■ **Exercise directions**
Leaving out the pictures, please retype each record exactly.

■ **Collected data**
Segment Open

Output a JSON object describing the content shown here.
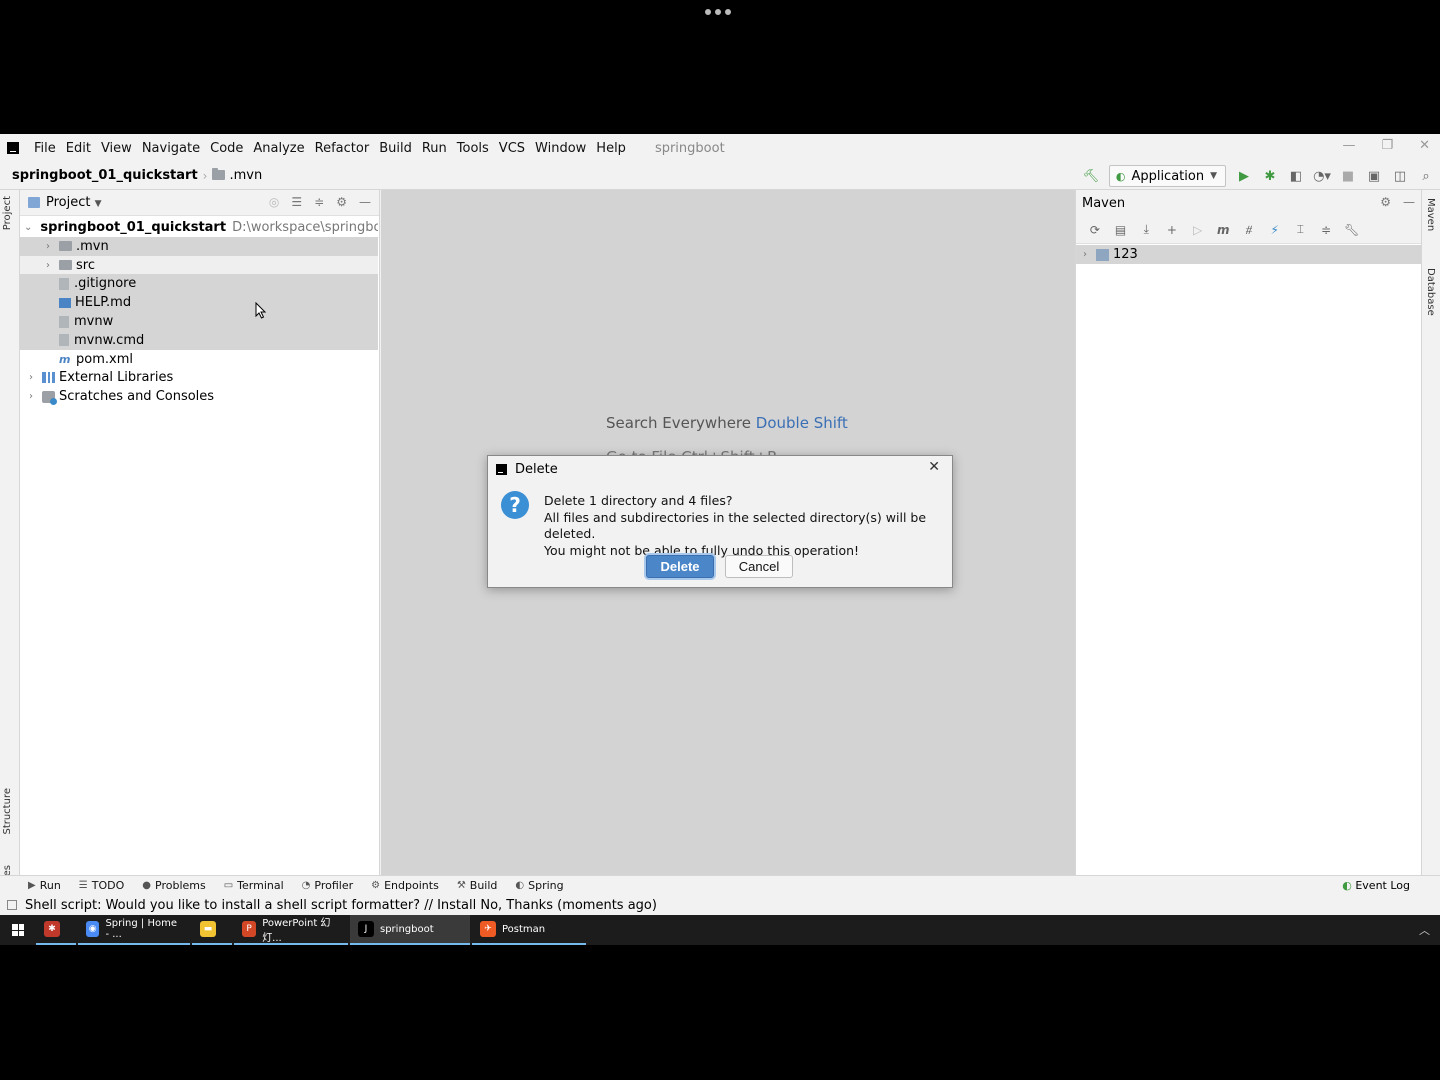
{
  "menu": {
    "items": [
      "File",
      "Edit",
      "View",
      "Navigate",
      "Code",
      "Analyze",
      "Refactor",
      "Build",
      "Run",
      "Tools",
      "VCS",
      "Window",
      "Help"
    ],
    "window_title": "springboot"
  },
  "navbar": {
    "project": "springboot_01_quickstart",
    "folder": ".mvn",
    "run_config": "Application"
  },
  "stripes": {
    "left": [
      "Project",
      "Structure",
      "Favorites"
    ],
    "right": [
      "Maven",
      "Database"
    ]
  },
  "project_panel": {
    "title": "Project",
    "tree": [
      {
        "label": "springboot_01_quickstart",
        "path": "D:\\workspace\\springboot\\s",
        "bold": true,
        "level": 0,
        "icon": "module-icon",
        "expand": "down"
      },
      {
        "label": ".mvn",
        "level": 1,
        "icon": "folder-icon",
        "expand": "right"
      },
      {
        "label": "src",
        "level": 1,
        "icon": "folder-icon",
        "expand": "right"
      },
      {
        "label": ".gitignore",
        "level": 1,
        "icon": "file-icon",
        "expand": ""
      },
      {
        "label": "HELP.md",
        "level": 1,
        "icon": "markdown-icon",
        "expand": ""
      },
      {
        "label": "mvnw",
        "level": 1,
        "icon": "file-icon",
        "expand": ""
      },
      {
        "label": "mvnw.cmd",
        "level": 1,
        "icon": "file-icon",
        "expand": ""
      },
      {
        "label": "pom.xml",
        "level": 1,
        "icon": "maven-pom-icon",
        "expand": ""
      },
      {
        "label": "External Libraries",
        "level": 0,
        "icon": "library-icon",
        "expand": "right"
      },
      {
        "label": "Scratches and Consoles",
        "level": 0,
        "icon": "scratch-icon",
        "expand": "right"
      }
    ]
  },
  "editor": {
    "hint_label": "Search Everywhere",
    "hint_shortcut": "Double Shift",
    "hint2": "Go to File Ctrl+Shift+R"
  },
  "maven": {
    "title": "Maven",
    "tree_item": "123"
  },
  "bottom_tools": [
    "Run",
    "TODO",
    "Problems",
    "Terminal",
    "Profiler",
    "Endpoints",
    "Build",
    "Spring"
  ],
  "event_log": "Event Log",
  "status": {
    "message": "Shell script: Would you like to install a shell script formatter? // Install    No, Thanks (moments ago)"
  },
  "taskbar": {
    "items": [
      {
        "label": "",
        "icon": "app-icon",
        "color": "#c0392b"
      },
      {
        "label": "Spring | Home - ...",
        "icon": "chrome-icon",
        "color": "#4a8af4"
      },
      {
        "label": "",
        "icon": "explorer-icon",
        "color": "#f1c232"
      },
      {
        "label": "PowerPoint 幻灯...",
        "icon": "powerpoint-icon",
        "color": "#d24726"
      },
      {
        "label": "springboot",
        "icon": "intellij-icon",
        "color": "#000000"
      },
      {
        "label": "Postman",
        "icon": "postman-icon",
        "color": "#ef5b25"
      }
    ]
  },
  "dialog": {
    "title": "Delete",
    "line1": "Delete 1 directory and 4 files?",
    "line2": "All files and subdirectories in the selected directory(s) will be deleted.",
    "line3": "You might not be able to fully undo this operation!",
    "delete_label": "Delete",
    "cancel_label": "Cancel"
  },
  "colors": {
    "accent": "#4a86c8",
    "link": "#3b6fb5",
    "selection": "#d5d5d5"
  }
}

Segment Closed

■ **Finished exercise**
Output a JSON object describing the content shown here.
{
  "menu": {
    "items": [
      "File",
      "Edit",
      "View",
      "Navigate",
      "Code",
      "Analyze",
      "Refactor",
      "Build",
      "Run",
      "Tools",
      "VCS",
      "Window",
      "Help"
    ],
    "window_title": "springboot"
  },
  "navbar": {
    "project": "springboot_01_quickstart",
    "folder": ".mvn",
    "run_config": "Application"
  },
  "stripes": {
    "left": [
      "Project",
      "Structure",
      "Favorites"
    ],
    "right": [
      "Maven",
      "Database"
    ]
  },
  "project_panel": {
    "title": "Project",
    "tree": [
      {
        "label": "springboot_01_quickstart",
        "path": "D:\\workspace\\springboot\\s",
        "bold": true,
        "level": 0,
        "icon": "module-icon",
        "expand": "down"
      },
      {
        "label": ".mvn",
        "level": 1,
        "icon": "folder-icon",
        "expand": "right"
      },
      {
        "label": "src",
        "level": 1,
        "icon": "folder-icon",
        "expand": "right"
      },
      {
        "label": ".gitignore",
        "level": 1,
        "icon": "file-icon",
        "expand": ""
      },
      {
        "label": "HELP.md",
        "level": 1,
        "icon": "markdown-icon",
        "expand": ""
      },
      {
        "label": "mvnw",
        "level": 1,
        "icon": "file-icon",
        "expand": ""
      },
      {
        "label": "mvnw.cmd",
        "level": 1,
        "icon": "file-icon",
        "expand": ""
      },
      {
        "label": "pom.xml",
        "level": 1,
        "icon": "maven-pom-icon",
        "expand": ""
      },
      {
        "label": "External Libraries",
        "level": 0,
        "icon": "library-icon",
        "expand": "right"
      },
      {
        "label": "Scratches and Consoles",
        "level": 0,
        "icon": "scratch-icon",
        "expand": "right"
      }
    ]
  },
  "editor": {
    "hint_label": "Search Everywhere",
    "hint_shortcut": "Double Shift",
    "hint2": "Go to File Ctrl+Shift+R"
  },
  "maven": {
    "title": "Maven",
    "tree_item": "123"
  },
  "bottom_tools": [
    "Run",
    "TODO",
    "Problems",
    "Terminal",
    "Profiler",
    "Endpoints",
    "Build",
    "Spring"
  ],
  "event_log": "Event Log",
  "status": {
    "message": "Shell script: Would you like to install a shell script formatter? // Install    No, Thanks (moments ago)"
  },
  "taskbar": {
    "items": [
      {
        "label": "",
        "icon": "app-icon",
        "color": "#c0392b"
      },
      {
        "label": "Spring | Home - ...",
        "icon": "chrome-icon",
        "color": "#4a8af4"
      },
      {
        "label": "",
        "icon": "explorer-icon",
        "color": "#f1c232"
      },
      {
        "label": "PowerPoint 幻灯...",
        "icon": "powerpoint-icon",
        "color": "#d24726"
      },
      {
        "label": "springboot",
        "icon": "intellij-icon",
        "color": "#000000"
      },
      {
        "label": "Postman",
        "icon": "postman-icon",
        "color": "#ef5b25"
      }
    ]
  },
  "dialog": {
    "title": "Delete",
    "line1": "Delete 1 directory and 4 files?",
    "line2": "All files and subdirectories in the selected directory(s) will be deleted.",
    "line3": "You might not be able to fully undo this operation!",
    "delete_label": "Delete",
    "cancel_label": "Cancel"
  },
  "colors": {
    "accent": "#4a86c8",
    "link": "#3b6fb5",
    "selection": "#d5d5d5"
  }
}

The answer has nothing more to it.